**ASSIGNED TASK**
Search the records for the string "JSON", then copy each line where it appears.

**THE DATA**
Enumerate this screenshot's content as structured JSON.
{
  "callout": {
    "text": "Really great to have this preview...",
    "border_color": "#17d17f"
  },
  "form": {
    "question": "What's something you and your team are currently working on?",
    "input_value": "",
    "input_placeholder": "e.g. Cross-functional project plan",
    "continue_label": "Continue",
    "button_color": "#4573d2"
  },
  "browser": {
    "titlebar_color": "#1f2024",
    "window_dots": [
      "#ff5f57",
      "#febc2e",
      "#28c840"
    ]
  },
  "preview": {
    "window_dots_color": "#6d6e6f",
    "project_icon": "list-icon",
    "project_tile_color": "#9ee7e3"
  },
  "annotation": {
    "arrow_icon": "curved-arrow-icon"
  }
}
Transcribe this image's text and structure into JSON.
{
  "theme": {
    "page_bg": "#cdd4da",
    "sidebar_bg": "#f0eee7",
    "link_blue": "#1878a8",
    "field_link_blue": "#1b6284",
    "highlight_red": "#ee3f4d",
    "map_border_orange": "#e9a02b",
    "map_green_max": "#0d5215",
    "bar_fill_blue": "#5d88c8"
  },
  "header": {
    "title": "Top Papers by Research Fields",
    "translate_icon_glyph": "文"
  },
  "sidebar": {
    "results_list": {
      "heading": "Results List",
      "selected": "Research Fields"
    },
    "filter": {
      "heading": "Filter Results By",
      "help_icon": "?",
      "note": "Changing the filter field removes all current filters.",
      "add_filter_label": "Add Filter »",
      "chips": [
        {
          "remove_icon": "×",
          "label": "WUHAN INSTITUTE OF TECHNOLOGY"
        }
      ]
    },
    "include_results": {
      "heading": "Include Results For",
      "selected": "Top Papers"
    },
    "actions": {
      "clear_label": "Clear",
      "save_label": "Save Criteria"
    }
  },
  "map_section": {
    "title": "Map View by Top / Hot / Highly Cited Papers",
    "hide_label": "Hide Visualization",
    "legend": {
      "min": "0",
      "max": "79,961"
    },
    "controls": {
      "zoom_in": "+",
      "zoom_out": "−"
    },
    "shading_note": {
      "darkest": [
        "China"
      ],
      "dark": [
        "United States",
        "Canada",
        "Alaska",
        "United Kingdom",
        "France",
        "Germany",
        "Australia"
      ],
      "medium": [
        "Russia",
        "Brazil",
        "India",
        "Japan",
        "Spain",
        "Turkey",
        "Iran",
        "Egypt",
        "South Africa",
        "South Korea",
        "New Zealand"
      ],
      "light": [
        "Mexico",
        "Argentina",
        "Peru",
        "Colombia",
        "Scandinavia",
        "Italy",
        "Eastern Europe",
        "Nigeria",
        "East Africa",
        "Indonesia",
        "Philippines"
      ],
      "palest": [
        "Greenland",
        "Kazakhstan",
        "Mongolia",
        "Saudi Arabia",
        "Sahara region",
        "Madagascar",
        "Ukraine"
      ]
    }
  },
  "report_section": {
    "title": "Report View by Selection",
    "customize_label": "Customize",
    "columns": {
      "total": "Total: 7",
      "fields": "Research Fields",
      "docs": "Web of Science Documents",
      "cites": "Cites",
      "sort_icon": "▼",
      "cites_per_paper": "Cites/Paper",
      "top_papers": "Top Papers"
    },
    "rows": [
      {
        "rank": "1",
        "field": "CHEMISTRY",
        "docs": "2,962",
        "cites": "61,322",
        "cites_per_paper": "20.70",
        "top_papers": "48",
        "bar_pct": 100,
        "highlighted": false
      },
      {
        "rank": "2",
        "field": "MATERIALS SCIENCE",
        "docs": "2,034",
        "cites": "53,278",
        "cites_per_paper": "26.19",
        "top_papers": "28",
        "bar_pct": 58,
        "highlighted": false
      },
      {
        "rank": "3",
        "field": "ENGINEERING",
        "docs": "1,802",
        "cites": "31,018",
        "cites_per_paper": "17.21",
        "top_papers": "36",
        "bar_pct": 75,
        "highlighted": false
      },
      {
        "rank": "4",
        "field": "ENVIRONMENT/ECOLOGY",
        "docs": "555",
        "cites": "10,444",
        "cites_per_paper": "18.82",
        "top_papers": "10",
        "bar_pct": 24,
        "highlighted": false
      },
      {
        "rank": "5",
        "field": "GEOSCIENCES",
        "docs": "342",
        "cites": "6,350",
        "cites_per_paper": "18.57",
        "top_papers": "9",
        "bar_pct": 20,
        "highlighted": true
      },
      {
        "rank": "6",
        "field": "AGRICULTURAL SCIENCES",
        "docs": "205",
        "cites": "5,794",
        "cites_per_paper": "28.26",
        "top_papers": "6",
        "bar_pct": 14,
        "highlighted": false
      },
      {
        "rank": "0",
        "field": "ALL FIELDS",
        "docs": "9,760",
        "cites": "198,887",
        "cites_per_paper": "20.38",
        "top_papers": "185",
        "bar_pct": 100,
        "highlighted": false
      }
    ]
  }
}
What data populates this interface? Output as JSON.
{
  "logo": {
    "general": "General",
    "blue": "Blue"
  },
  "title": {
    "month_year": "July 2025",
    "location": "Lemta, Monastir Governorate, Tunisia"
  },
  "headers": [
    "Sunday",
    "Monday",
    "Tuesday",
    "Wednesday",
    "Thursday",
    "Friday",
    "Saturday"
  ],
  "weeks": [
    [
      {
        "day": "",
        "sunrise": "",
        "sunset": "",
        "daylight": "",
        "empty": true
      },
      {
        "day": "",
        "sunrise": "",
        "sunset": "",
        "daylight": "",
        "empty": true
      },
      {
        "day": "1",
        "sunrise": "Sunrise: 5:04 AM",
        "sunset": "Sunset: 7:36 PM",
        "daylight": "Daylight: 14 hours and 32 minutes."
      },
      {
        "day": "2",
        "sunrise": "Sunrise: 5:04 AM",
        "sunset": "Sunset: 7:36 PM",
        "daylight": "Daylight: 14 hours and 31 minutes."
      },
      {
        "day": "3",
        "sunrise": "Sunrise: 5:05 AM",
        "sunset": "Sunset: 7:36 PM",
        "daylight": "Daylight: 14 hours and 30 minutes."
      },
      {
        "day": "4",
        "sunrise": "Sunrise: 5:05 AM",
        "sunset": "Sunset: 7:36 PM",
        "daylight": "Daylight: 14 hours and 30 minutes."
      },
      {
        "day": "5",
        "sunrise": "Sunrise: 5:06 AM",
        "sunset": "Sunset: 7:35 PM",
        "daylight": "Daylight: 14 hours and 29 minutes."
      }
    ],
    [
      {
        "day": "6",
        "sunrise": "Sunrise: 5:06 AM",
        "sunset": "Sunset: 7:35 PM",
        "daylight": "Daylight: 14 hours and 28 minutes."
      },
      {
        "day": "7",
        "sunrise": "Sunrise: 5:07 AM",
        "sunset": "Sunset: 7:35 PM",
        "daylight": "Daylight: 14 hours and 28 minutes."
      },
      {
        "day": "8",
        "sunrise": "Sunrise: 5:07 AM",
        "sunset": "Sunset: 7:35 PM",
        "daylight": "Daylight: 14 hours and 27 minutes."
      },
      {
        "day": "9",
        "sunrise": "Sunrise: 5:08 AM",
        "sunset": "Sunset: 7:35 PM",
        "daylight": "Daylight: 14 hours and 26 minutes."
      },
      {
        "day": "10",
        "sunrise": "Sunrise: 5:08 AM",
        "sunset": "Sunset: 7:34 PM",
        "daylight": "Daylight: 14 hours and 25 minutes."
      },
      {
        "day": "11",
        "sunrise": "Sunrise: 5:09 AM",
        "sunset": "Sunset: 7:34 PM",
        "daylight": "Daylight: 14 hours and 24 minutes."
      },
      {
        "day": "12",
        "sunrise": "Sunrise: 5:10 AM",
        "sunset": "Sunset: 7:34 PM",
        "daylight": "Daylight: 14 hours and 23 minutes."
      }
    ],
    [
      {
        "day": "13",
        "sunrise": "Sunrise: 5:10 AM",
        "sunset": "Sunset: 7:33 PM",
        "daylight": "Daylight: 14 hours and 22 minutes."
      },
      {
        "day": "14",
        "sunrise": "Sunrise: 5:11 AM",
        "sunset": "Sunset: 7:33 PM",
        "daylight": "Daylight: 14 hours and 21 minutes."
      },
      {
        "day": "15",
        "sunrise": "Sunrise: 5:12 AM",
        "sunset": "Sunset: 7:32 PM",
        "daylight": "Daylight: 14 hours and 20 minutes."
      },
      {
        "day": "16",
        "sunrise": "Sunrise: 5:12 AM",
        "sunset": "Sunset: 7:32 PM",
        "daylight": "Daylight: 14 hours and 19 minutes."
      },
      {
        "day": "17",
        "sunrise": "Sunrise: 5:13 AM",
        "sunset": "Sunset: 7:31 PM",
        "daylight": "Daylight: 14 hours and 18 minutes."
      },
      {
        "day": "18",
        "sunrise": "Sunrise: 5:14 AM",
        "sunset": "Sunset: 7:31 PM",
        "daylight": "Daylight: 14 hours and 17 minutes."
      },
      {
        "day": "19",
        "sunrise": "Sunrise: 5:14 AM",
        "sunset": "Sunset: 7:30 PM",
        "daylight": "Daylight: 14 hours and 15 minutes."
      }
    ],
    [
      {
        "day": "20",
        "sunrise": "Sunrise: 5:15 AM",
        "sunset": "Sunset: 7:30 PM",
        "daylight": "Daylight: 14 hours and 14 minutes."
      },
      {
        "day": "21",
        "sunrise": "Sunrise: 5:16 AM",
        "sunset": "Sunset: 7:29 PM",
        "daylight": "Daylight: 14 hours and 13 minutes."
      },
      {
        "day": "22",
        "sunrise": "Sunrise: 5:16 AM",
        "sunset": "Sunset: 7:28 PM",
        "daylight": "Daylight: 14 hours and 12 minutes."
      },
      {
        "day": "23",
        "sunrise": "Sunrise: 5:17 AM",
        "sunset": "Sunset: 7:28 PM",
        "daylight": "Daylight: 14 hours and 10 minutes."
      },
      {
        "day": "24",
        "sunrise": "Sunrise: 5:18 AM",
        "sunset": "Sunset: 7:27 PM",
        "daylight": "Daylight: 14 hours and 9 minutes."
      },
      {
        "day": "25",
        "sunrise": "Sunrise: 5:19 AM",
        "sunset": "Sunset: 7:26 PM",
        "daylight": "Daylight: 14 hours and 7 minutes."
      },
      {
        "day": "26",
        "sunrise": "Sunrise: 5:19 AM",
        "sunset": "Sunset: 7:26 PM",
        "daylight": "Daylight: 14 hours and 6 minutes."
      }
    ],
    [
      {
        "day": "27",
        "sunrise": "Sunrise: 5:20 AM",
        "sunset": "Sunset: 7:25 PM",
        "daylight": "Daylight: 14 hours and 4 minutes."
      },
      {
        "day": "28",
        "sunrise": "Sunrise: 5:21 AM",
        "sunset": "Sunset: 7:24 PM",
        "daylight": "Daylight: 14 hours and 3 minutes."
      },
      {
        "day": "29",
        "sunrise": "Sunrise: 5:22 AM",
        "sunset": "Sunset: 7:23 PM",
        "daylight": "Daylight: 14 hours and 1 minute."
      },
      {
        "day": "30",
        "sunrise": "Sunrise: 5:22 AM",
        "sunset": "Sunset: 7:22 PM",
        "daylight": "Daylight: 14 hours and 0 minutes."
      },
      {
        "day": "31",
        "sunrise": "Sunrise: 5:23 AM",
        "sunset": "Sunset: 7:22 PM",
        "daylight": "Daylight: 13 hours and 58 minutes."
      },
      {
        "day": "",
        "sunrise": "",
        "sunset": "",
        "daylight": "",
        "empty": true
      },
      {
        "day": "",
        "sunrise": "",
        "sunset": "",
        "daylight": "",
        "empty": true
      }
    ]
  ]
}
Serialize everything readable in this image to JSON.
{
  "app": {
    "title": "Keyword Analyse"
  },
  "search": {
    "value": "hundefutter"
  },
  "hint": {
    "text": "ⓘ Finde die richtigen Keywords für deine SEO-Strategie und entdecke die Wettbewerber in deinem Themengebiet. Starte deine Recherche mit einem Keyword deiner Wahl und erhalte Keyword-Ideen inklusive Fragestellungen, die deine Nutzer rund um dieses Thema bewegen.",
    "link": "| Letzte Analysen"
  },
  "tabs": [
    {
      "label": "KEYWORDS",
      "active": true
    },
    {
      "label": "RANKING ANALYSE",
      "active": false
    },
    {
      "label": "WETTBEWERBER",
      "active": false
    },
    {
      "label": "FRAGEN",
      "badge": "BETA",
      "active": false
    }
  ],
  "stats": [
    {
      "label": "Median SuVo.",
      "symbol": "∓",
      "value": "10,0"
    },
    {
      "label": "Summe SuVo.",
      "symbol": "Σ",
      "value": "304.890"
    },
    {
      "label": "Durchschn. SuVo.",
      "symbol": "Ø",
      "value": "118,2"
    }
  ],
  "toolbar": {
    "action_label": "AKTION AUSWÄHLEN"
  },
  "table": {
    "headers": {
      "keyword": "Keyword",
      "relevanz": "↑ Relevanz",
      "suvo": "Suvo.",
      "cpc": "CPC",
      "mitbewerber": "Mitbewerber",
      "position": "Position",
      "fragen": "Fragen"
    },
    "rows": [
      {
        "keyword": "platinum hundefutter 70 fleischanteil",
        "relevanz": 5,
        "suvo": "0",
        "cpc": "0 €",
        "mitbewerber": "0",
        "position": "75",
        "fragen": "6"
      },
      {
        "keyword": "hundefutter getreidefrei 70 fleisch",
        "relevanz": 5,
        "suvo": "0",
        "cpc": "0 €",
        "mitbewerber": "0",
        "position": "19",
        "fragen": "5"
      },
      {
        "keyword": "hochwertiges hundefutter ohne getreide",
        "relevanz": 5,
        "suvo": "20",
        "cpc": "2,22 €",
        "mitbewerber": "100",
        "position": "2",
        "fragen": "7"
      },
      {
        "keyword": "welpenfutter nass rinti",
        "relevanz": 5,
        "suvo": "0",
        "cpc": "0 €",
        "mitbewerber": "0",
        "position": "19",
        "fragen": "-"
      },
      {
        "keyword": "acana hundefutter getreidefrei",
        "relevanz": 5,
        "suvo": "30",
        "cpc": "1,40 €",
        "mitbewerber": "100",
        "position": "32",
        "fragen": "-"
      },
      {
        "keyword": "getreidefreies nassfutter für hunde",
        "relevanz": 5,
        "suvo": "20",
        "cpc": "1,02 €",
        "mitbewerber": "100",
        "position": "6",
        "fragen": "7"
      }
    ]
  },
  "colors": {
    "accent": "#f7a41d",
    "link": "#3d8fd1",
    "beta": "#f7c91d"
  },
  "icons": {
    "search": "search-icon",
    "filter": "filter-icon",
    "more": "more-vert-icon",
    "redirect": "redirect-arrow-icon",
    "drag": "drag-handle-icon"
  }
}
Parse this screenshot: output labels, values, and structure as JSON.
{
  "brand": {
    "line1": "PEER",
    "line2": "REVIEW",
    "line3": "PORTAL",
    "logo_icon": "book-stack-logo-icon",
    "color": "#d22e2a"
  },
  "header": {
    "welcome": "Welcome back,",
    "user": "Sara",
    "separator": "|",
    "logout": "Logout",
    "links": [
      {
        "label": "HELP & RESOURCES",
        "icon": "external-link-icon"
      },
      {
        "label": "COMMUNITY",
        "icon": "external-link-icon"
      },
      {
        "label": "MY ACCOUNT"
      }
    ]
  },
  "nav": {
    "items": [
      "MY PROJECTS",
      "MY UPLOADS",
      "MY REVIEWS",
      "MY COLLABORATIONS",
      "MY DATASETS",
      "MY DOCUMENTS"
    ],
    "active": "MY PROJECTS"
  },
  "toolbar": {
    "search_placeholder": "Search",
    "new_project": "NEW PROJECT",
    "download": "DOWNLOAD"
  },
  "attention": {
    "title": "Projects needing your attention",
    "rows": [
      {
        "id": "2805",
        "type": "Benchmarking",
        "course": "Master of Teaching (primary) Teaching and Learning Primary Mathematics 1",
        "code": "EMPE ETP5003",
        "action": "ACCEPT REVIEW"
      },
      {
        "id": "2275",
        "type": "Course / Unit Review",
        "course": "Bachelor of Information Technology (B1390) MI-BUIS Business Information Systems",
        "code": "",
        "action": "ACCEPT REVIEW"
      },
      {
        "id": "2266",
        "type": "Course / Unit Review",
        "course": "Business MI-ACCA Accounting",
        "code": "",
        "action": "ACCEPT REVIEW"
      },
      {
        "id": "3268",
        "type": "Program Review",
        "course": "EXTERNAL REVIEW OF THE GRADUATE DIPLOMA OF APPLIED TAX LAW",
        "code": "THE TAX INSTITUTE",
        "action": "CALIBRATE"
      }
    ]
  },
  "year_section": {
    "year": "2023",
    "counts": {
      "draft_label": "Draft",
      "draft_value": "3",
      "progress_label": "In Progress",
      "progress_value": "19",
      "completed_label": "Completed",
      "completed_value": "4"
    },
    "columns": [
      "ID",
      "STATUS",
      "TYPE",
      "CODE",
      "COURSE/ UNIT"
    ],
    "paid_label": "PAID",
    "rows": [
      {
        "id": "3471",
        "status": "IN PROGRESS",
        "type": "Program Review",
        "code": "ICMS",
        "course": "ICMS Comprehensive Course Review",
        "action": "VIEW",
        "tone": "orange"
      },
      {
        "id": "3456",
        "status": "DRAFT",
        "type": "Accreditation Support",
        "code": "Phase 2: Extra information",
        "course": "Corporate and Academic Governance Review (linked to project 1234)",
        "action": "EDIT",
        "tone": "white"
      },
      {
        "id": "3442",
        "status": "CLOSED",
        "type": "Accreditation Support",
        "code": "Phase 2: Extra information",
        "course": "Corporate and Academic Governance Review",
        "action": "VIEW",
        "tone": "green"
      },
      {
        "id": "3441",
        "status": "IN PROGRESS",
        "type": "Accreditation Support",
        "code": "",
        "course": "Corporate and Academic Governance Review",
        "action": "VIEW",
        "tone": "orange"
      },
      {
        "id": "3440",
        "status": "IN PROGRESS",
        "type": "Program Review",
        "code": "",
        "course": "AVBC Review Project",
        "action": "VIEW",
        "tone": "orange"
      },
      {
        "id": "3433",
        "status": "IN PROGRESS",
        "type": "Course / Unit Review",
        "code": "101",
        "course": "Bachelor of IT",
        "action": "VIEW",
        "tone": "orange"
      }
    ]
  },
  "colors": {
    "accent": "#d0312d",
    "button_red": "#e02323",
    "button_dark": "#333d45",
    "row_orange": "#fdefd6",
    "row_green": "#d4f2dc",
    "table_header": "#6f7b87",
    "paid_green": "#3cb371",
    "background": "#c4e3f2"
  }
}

**OUTPUT OF THE EXERCISE**
Enumerate this screenshot's content as structured JSON.
Transcribe this image's text and structure into JSON.
What data populates this interface? Output as JSON.
Serialize everything readable in this image to JSON.
Parse this screenshot: output labels, values, and structure as JSON.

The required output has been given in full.